Cricket is reliant on umpires and officials at all levels of the game, and the 2020/21 summer has been another successful season of growth for umpiring in Wellington.
There are now 37 active club and college umpires in the Capital alongside 28 prospective umpires and 20 active Last Man Stands umpires.
There has been strong growth in the women’s space where, for the first time, premier women’s cricket had considerable coverage of umpires, with six rounds of play covered, as well as the Maureen Peters T20 final between Wellington Collegians and Hutt District.
There were also significant developments in the men’s senior division one and two competitions. 96% of all matches played this summer had one umpire standing, up from 85% last summer, while 66% of matches had two umpires standing, up from just 25% last summer.
Cricket Wellington head of community cricket Matt Wills said the growth was a byproduct of an increased investment from Cricket Wellington into the development of umpires in the region.
“This summer we’ve made significant investments in the umpire space, both in developing the skillset of our umpires, but also by attracting new umpires through strong communication with our stakeholders and dedicated marketing campaigns across the summer,” he said.
“These initiatives have really helped us position umpiring as a genuine option for fans of cricket and sport in general and we see umpiring as a genuine opportunity for individuals of from all walks of life.”
While the number of umpires currently standing in Cricket Wellington’s competitions has been pleasing, there has also been increased investment in umpire development.
In February, 180 student umpires took part in the college umpire training programme led by Cricket Wellington Umpires and Scorers Regional Training Officer Jeremy Busby.

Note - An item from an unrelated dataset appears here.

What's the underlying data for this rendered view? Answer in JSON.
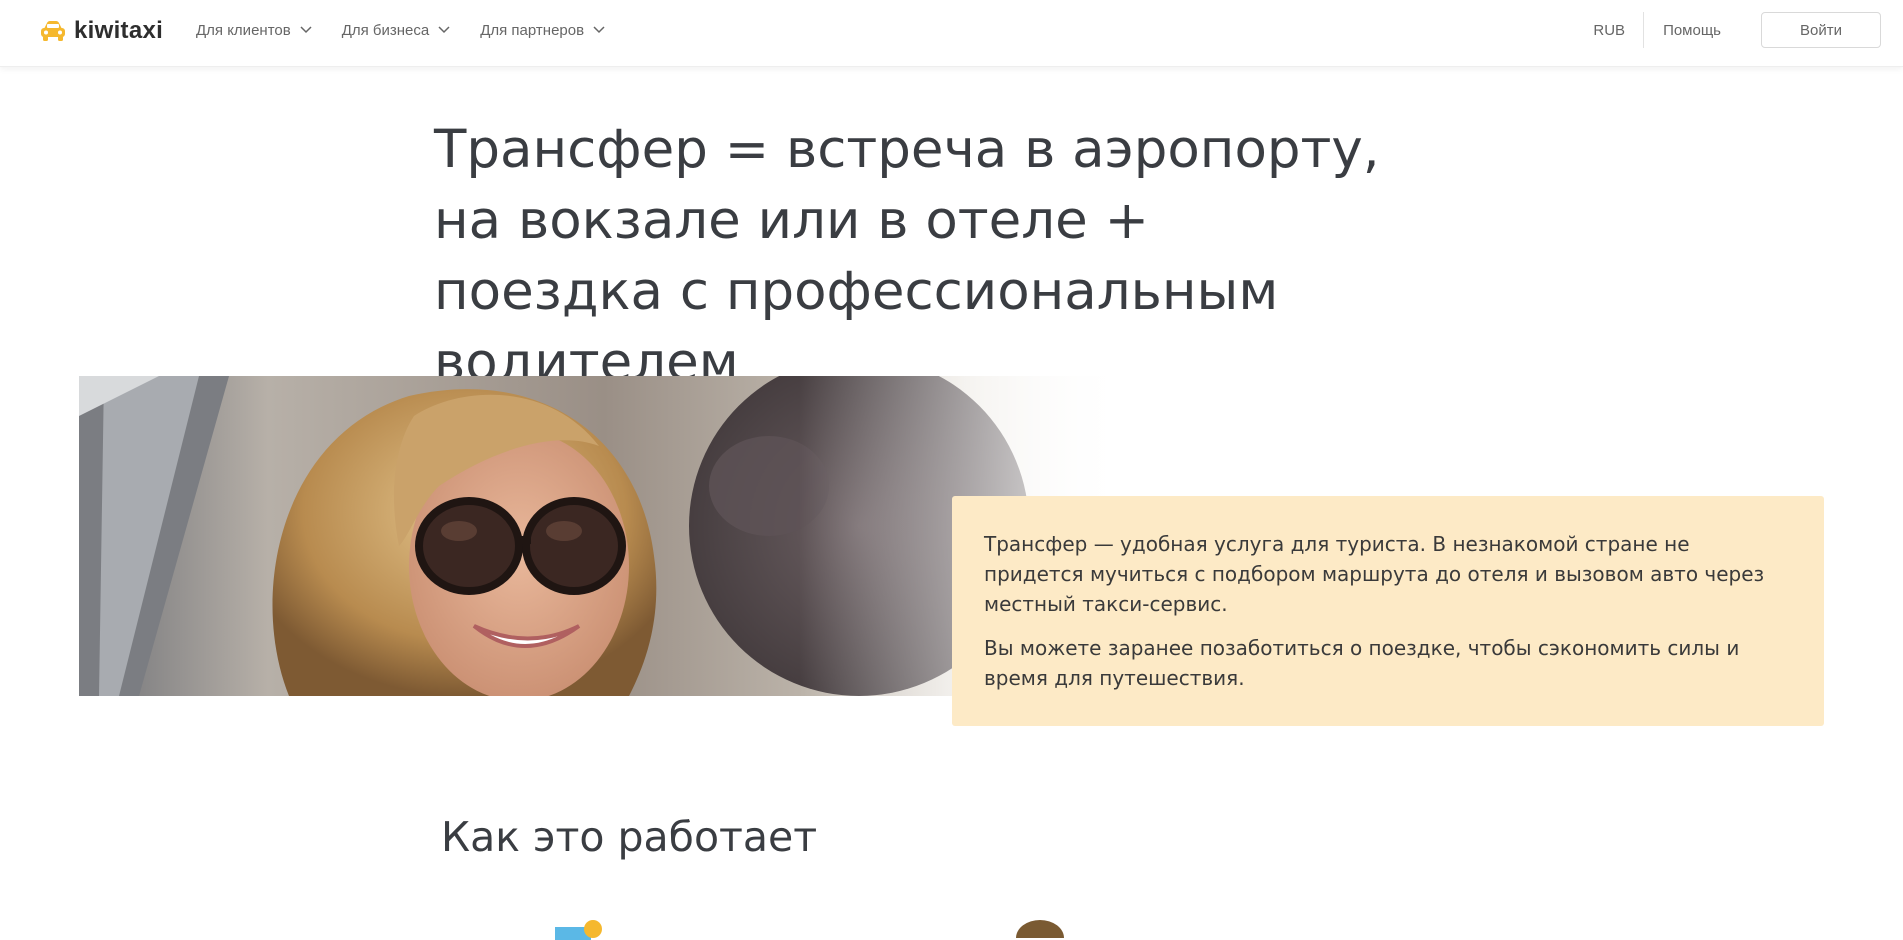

This programme aimed to educate and develop prospective umpires and these students acted as player umpires in Cricket Wellington competitions as and where required.

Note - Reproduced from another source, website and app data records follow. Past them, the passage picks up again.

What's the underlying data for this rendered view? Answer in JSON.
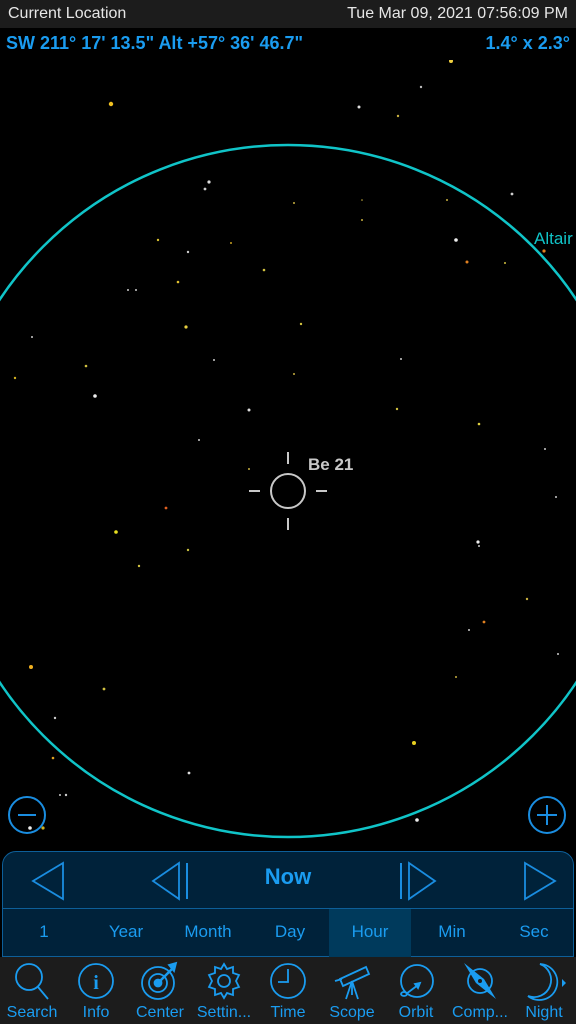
{
  "header": {
    "location": "Current Location",
    "datetime": "Tue Mar 09, 2021  07:56:09 PM"
  },
  "coordinates": {
    "position": "SW 211° 17' 13.5\" Alt +57° 36' 46.7\"",
    "field_of_view": "1.4° x  2.3°"
  },
  "sky": {
    "target_label": "Be 21",
    "circle_label": "Altair",
    "colors": {
      "circle": "#10c4c8",
      "target": "#c8c8c8",
      "accent": "#1a9cf0"
    }
  },
  "zoom_controls": {
    "zoom_out": "zoom-out",
    "zoom_in": "zoom-in"
  },
  "time_panel": {
    "now_label": "Now",
    "units": [
      "1",
      "Year",
      "Month",
      "Day",
      "Hour",
      "Min",
      "Sec"
    ],
    "active_unit": "Hour"
  },
  "toolbar": {
    "items": [
      {
        "label": "Search",
        "icon": "search-icon"
      },
      {
        "label": "Info",
        "icon": "info-icon"
      },
      {
        "label": "Center",
        "icon": "target-icon"
      },
      {
        "label": "Settin...",
        "icon": "gear-icon"
      },
      {
        "label": "Time",
        "icon": "clock-icon"
      },
      {
        "label": "Scope",
        "icon": "telescope-icon"
      },
      {
        "label": "Orbit",
        "icon": "orbit-icon"
      },
      {
        "label": "Comp...",
        "icon": "compass-icon"
      },
      {
        "label": "Night",
        "icon": "moon-icon"
      }
    ]
  }
}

Cricket Wellington also delivered a female-only umpire evening and a junior-only umpire evening, aimed at developing umpires already engaged in those spaces.
“It’s all about developing people and providing them with the knowledge and resource to develop their skills and hopefully go on to be umpires for a long period of time,” said Wills.
“We’re hugely grateful to our major sponsor for umpiring RobLawMax Recruitment whose support enables us to provide these development opportunities, as well as the little things that make a big difference, like official umpiring shirts and hats which we have introduced this summer.”
This summer has also seen success at the top level, as local Wellington umpire Cory Black made his first-class umpiring debut in the Plunket Shield match between the Wellington Firebirds and Northern Districts at Bay Oval in March.
Jeremy Busby’s tireless efforts in developing umpires in the region was also recognised as he was awarded with the Outstanding Contribution to Cricket accolade at last month’s New Zealand Cricket Community awards.
While cricket takes a break for winter, the work to develop our umpires will continue with an off-season training programme between New Zealand Cricket, Cricket Wellington and Cricket Wellington Umpires and Scorers scheduled.
There are also plans to develop a player behaviour campaign which will be delivered in partnership with key members of the Wellington cricket community.
Article added: Tuesday 04 May 2021